Both Maxima and Sage provide all the necessary functionality to compute and verify a digital signature (well, nearly all; we had to write our own program for primitive roots in Maxima), but of the two, Sage certainly allows for easier commands, with its mathematical types. For example:

Maxima:

Sage:

Maxima:

Sage:

**Addendum: the use of “modulus” in Maxima**

Richard Fateman (see comments below) pointed out that my comparison above is in fact incorrect. Maxima allows for very neat commands by use of “modulus”, which if set to any prime number, will effect all subsequent rational expressions.

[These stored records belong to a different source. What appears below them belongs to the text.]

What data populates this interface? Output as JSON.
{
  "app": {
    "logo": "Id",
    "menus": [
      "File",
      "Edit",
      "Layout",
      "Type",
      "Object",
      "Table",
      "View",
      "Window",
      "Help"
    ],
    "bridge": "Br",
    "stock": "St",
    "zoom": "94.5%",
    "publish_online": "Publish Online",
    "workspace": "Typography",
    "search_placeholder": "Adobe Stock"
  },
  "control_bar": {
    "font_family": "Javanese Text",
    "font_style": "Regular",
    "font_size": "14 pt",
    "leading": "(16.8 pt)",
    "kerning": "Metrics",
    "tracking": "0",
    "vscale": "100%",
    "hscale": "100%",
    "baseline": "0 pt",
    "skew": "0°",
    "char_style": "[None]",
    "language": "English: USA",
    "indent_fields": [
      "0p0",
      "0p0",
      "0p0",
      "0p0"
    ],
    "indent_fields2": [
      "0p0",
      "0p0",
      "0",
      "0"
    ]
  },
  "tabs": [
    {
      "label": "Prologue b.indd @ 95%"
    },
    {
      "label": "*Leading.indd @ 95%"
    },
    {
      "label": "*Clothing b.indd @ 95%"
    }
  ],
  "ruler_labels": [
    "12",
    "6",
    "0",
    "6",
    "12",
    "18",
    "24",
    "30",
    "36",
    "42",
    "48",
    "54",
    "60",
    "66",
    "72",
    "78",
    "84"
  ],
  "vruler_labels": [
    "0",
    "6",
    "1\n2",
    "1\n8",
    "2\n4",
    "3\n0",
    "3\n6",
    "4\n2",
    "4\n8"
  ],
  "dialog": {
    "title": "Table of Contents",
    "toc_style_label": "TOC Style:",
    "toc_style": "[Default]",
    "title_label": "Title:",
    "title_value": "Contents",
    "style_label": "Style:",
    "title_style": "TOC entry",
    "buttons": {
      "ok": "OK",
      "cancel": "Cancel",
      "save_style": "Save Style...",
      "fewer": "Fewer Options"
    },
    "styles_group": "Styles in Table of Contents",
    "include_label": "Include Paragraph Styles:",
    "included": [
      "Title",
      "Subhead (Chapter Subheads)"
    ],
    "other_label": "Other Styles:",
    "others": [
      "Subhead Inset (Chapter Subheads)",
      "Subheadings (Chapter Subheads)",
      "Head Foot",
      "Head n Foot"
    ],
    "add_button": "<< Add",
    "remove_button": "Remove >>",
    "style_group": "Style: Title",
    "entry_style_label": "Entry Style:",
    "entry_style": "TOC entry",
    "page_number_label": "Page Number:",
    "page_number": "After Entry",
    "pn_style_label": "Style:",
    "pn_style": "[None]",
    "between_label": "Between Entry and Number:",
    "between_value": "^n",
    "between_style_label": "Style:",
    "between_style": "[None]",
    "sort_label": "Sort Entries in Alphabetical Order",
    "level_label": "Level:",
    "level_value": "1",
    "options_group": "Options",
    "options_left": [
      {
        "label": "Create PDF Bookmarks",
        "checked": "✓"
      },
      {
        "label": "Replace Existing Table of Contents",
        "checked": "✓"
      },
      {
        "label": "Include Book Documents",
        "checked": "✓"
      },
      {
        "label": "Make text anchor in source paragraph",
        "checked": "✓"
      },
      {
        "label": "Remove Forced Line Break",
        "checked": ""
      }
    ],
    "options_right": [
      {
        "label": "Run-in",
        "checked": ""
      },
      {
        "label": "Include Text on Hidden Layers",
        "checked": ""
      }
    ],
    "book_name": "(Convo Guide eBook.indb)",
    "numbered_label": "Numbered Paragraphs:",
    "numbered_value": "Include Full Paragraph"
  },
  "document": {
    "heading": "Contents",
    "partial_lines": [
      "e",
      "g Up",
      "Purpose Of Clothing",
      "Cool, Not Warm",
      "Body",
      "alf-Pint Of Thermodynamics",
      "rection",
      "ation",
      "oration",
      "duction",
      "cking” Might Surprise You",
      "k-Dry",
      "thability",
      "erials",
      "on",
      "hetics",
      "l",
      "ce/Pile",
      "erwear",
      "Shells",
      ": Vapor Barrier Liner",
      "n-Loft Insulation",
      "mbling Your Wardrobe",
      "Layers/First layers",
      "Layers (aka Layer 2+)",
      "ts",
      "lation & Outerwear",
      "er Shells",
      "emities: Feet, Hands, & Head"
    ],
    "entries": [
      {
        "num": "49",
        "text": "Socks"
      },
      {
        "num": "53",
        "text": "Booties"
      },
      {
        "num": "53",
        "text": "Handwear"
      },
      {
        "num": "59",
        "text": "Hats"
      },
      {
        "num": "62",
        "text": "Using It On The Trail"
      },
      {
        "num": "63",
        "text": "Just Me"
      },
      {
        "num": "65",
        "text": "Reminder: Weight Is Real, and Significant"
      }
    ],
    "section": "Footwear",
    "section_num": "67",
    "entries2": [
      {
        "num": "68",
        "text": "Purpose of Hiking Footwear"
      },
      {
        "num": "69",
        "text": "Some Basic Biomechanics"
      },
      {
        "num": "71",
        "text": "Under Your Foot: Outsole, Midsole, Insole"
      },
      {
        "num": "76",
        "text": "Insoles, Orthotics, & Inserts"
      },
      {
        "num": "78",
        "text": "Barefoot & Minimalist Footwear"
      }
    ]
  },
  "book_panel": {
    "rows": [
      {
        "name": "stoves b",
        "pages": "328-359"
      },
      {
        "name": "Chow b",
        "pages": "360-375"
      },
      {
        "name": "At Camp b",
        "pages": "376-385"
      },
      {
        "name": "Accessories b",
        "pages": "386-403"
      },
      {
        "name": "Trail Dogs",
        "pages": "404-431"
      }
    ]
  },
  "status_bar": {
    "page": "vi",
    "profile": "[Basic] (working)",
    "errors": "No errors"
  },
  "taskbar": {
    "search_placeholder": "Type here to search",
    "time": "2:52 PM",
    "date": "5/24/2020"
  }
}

For example:

(%i1) modulus:97; (%i2) a:rat(5); (%i3) a^75; (%o3) -34

We see that the output is given in “balanced” form, where the residues are balanced about zero. However,. in Maxima modulus is a global property – it applies to all rational expressions, whereas in Sage different variables can have different modular types. However, by a judicious change of modulus, we can simplify the Maxima commands considerably. To show how to do this, we will deal with some very small numbers, so as to be able to show the outputs. We will use , and the primitive root of . First, the setup phase. Since everything here is done modulo , we will use this as the modulus value:

(%i1) p:1031; (%o1) 1031 (%i2) q:103; (%o2) 103 (%i3) modulus:p; (%o3) 1031 (%i4) a:rat(14); (%o4) 14 (%i5) g:a^((p-1)/q); (%o5) 320 (%i6) A:rat(70); (%o6) 70 (%i7) B:g^A; (%o8) 48

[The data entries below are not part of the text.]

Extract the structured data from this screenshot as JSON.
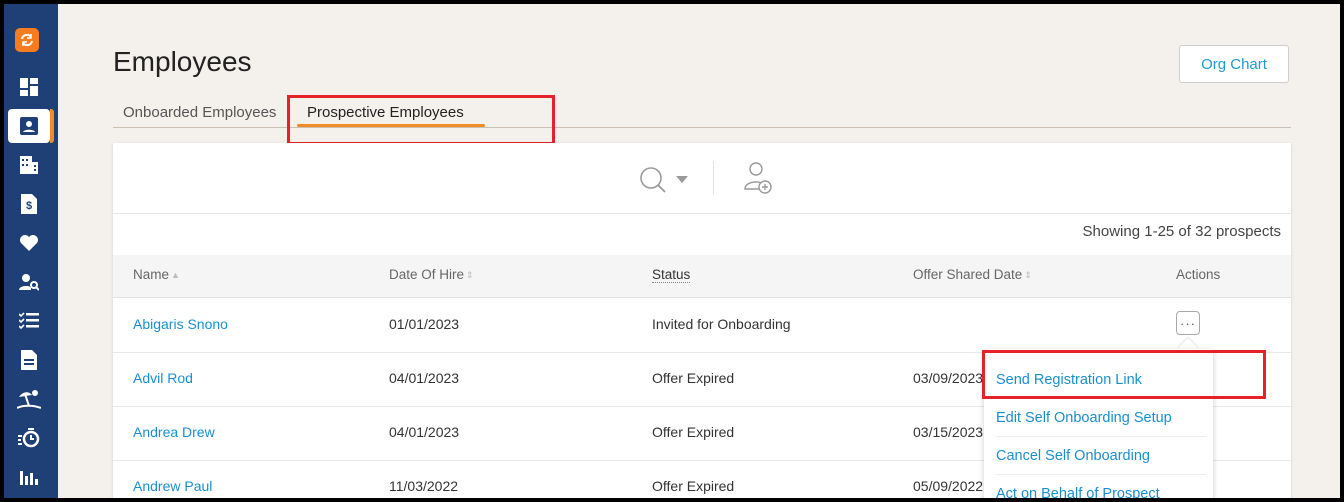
{
  "app": {
    "logo_icon": "sync-logo-icon"
  },
  "sidebar": {
    "items": [
      {
        "icon": "dashboard-icon"
      },
      {
        "icon": "employee-id-icon",
        "active": true
      },
      {
        "icon": "building-icon"
      },
      {
        "icon": "payroll-document-icon"
      },
      {
        "icon": "heart-icon"
      },
      {
        "icon": "user-search-icon"
      },
      {
        "icon": "checklist-icon"
      },
      {
        "icon": "document-icon"
      },
      {
        "icon": "beach-vacation-icon"
      },
      {
        "icon": "timer-icon"
      },
      {
        "icon": "reports-chart-icon"
      }
    ]
  },
  "header": {
    "title": "Employees",
    "org_chart_label": "Org Chart"
  },
  "tabs": [
    {
      "label": "Onboarded Employees",
      "active": false
    },
    {
      "label": "Prospective Employees",
      "active": true
    }
  ],
  "toolbar": {
    "search_icon": "search-icon",
    "add_icon": "add-user-icon"
  },
  "table": {
    "showing": "Showing 1-25 of 32 prospects",
    "columns": [
      "Name",
      "Date Of Hire",
      "Status",
      "Offer Shared Date",
      "Actions"
    ],
    "rows": [
      {
        "name": "Abigaris Snono",
        "date_of_hire": "01/01/2023",
        "status": "Invited for Onboarding",
        "offer_shared_date": ""
      },
      {
        "name": "Advil Rod",
        "date_of_hire": "04/01/2023",
        "status": "Offer Expired",
        "offer_shared_date": "03/09/2023"
      },
      {
        "name": "Andrea Drew",
        "date_of_hire": "04/01/2023",
        "status": "Offer Expired",
        "offer_shared_date": "03/15/2023"
      },
      {
        "name": "Andrew Paul",
        "date_of_hire": "11/03/2022",
        "status": "Offer Expired",
        "offer_shared_date": "05/09/2022"
      }
    ],
    "actions_button_label": "···"
  },
  "actions_menu": {
    "items": [
      "Send Registration Link",
      "Edit Self Onboarding Setup",
      "Cancel Self Onboarding",
      "Act on Behalf of Prospect"
    ]
  },
  "colors": {
    "sidebar": "#1f3f77",
    "accent": "#f28c28",
    "link": "#1a8fd0",
    "highlight": "#e52228"
  }
}
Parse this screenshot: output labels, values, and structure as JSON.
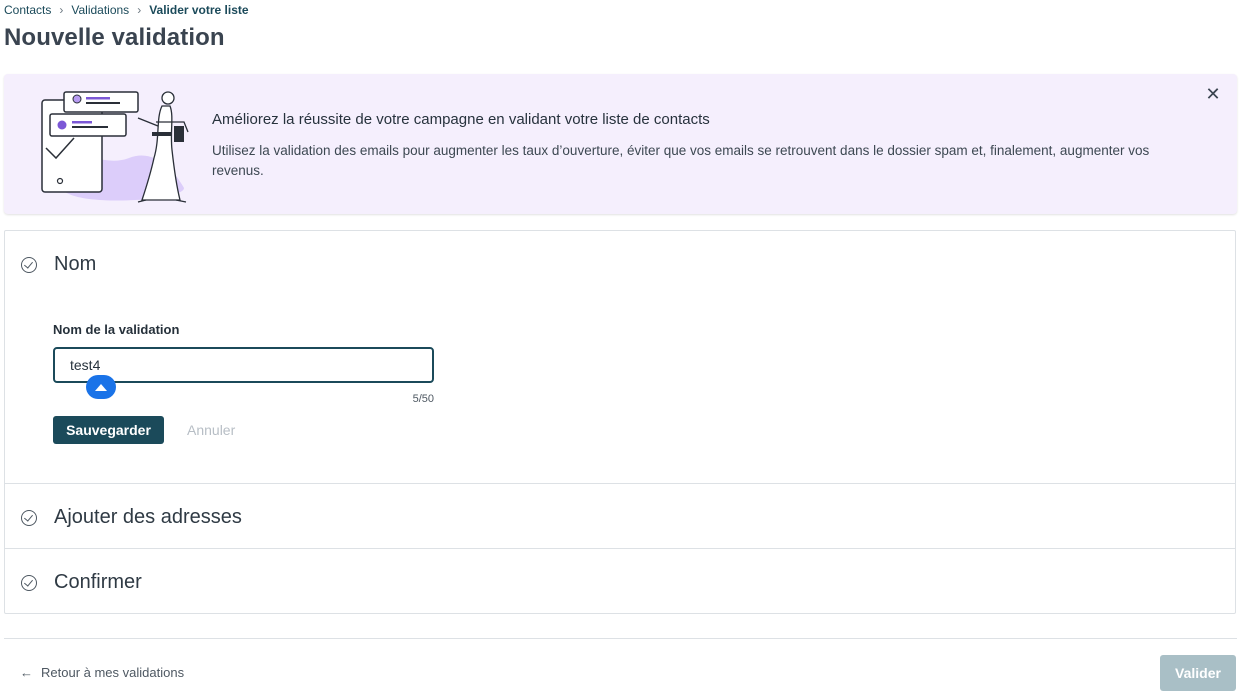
{
  "breadcrumb": {
    "items": [
      "Contacts",
      "Validations"
    ],
    "current": "Valider votre liste",
    "separator": ">"
  },
  "page": {
    "title": "Nouvelle validation"
  },
  "banner": {
    "headline": "Améliorez la réussite de votre campagne en validant votre liste de contacts",
    "description": "Utilisez la validation des emails pour augmenter les taux d’ouverture, éviter que vos emails se retrouvent dans le dossier spam et, finalement, augmenter vos revenus.",
    "close_icon": "close-icon",
    "background": "#f5effd"
  },
  "steps": [
    {
      "title": "Nom",
      "icon": "check-circle-icon"
    },
    {
      "title": "Ajouter des adresses",
      "icon": "check-circle-icon"
    },
    {
      "title": "Confirmer",
      "icon": "check-circle-icon"
    }
  ],
  "name_form": {
    "label": "Nom de la validation",
    "value": "test4",
    "counter": "5/50",
    "save_label": "Sauvegarder",
    "cancel_label": "Annuler"
  },
  "footer": {
    "back_label": "Retour à mes validations",
    "validate_label": "Valider"
  },
  "colors": {
    "primary": "#1b4a5a",
    "disabled_button": "#a9bfc6",
    "cursor_pin": "#1a73e8"
  }
}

Now to sign a message using the “random” value :

(%i9) m:500; (%o9) 500 (%i10) k:25; (%o10) 25 (%i11) r:mod(g^k,q); (%o11) 95

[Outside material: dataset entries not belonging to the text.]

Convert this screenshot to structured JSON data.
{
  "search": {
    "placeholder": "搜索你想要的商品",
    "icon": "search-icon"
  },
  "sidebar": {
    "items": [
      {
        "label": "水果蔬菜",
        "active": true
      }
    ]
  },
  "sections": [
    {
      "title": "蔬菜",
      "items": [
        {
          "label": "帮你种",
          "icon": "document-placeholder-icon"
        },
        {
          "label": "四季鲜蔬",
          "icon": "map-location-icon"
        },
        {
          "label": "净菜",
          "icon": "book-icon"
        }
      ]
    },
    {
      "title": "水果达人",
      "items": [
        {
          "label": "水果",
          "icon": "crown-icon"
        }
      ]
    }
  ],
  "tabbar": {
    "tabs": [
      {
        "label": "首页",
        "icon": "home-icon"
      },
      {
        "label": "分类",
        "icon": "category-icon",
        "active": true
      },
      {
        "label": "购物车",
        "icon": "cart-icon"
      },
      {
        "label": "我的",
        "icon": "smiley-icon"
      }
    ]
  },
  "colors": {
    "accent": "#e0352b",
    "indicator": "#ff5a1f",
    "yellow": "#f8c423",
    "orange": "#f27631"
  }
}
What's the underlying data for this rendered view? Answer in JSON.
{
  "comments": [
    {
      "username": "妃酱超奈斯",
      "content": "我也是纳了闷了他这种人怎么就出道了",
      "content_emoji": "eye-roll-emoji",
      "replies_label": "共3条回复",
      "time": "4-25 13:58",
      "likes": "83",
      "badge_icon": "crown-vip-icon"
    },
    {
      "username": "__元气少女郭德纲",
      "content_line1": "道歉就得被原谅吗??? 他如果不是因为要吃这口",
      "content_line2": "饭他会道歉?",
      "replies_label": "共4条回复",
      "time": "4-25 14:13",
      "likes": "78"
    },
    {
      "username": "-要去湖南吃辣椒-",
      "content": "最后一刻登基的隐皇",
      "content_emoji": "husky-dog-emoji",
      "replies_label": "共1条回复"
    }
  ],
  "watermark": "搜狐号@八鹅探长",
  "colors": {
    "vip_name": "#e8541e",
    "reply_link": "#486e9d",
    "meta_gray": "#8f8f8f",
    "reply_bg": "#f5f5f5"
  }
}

At this stage we are going to start performing operations modulo , so we change the modulus:

(%i12) modulus:q; (%o12) 103 (%i13) s:(m+A*r)/k; (%o13) -23

We have thus created the signature (with balanced modulo values); now for the verification:

(%i14) x:m/s; (%o14) 32 (%i15) y:r/s; (%o15) -31

To compute the final value we’ll change the modulus once more:

(%i16) modulus:p; (%o16) 1031 (%i17) v:mod(g^x*B^y,q); (%o17) 95 (%i18) is(v=r); (%o18) true

and we’re done, all with very simple commands.

Hi Alasdair,

Your Sage related blog posts are now aggregated at Planet Sage:

http://planet.sagemath.org/

Any post tagged with “Sage” would be aggregated there.

If you use the rational function package in Maxima, your programs will be shorter. Instead of

power_mod(a,b,p)

you could do this:

modulus:p,

a:rat(b),

and then a^b will do the job. And inverse_mod would be 1/a or a^(-1).

The representatives of the field used by this setup are balanced around zero — does that matter? E.g. mod 5 you have numbers -2 -1 0 1 2, not 0 1 2 3 4.

Your blog was pointed out to me as an example of a Sage vs Maxima comparison, because it shows Sage commands to be easier to read.

Maxima commands can be shortened using the rational function representation.

Thanks – I’d quite forgotten about the use of modulus in Maxima. I’ll go over it and rewrite some of the commands.

This is very valuable information regarding digital signatures.This algorithm is very useful in digital signatures. Use of hashing function in this algorithm is really great to learn.